Restore your vision & restore your life with the most modern Pediatric Ophthalmology & Squint management options available today.
If your child has a refractive error such as nearsightedness, farsightedness, or astigmatism, glasses may be prescribed to correct their vision.
Contact lenses may be recommended for some children with refractive errors or other eye conditions.
Patching is a treatment for amblyopia that involves covering the stronger eye with a patch, which forces the weaker eye to work harder and strengthen the connection to the brain.
Surgery may be necessary for some conditions such as strabismus, congenital cataracts, ptosis, and retinoblastoma. Pediatric ophthalmologists use special techniques and equipment to ensure the best possible outcomes for their young patients.
Some conditions such as pediatric glaucoma may be treated with medication to lower the pressure inside the eye.
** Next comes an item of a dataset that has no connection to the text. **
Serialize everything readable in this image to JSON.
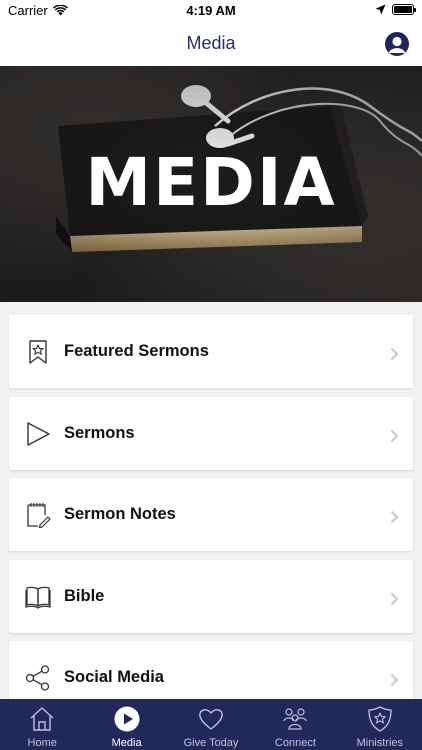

Vision therapy involves a series of exercises and activities designed to improve the connection between the eyes and the brain, and may be recommended for some children with certain eye conditions.
A: A squint, also known as strabismus, is a condition in which the eyes do not align properly and point in different directions. One eye may turn inward, outward, upward, or downward while the other eye maintains a straight gaze. It can occur constantly or intermittently.
A: There are various causes of squint. It can be due to a muscle imbalance that affects the movement of the eyes, problems with the control or coordination of eye movements, or issues with the brain's interpretation of visual information. Some common factors that contribute to squint include genetics, refractive errors (such as nearsightedness or farsightedness), nerve abnormalities, eye muscle weakness, or certain medical conditions.
A: Yes, squint can be treated. The treatment options depend on the underlying cause, the severity of the squint, and the age of the individual. Treatment may include eyeglasses or contact lenses to correct any refractive errors, patching the stronger eye to encourage the weaker eye to strengthen, vision therapy exercises to improve eye coordination, or surgical intervention to adjust the position of the eye muscles.
A: In some cases, squint can be corrected without surgery. Non-surgical interventions may include the use of corrective lenses to address refractive errors, vision therapy exercises to improve eye coordination and strengthen eye muscles, or the use of prisms in glasses to align the eyes. However, if the squint is severe or if non-surgical methods do not yield satisfactory results, surgery may be recommended.
A: Squint can be treated at any age, but the timing of treatment may vary depending on the individual and the specific circumstances. In some cases, treatment may begin during infancy or early childhood to prevent vision problems and encourage proper visual development. However, squint can also be treated in older children and adults. It is recommended to consult with an eye care professional who can assess the situation and recommend the appropriate treatment plan.
A: In some cases, squint can recur after treatment, especially if the underlying cause is not fully addressed or if there are other contributing factors. Regular follow-up visits with an eye care professional are important to monitor the condition and make adjustments to the treatment plan if necessary.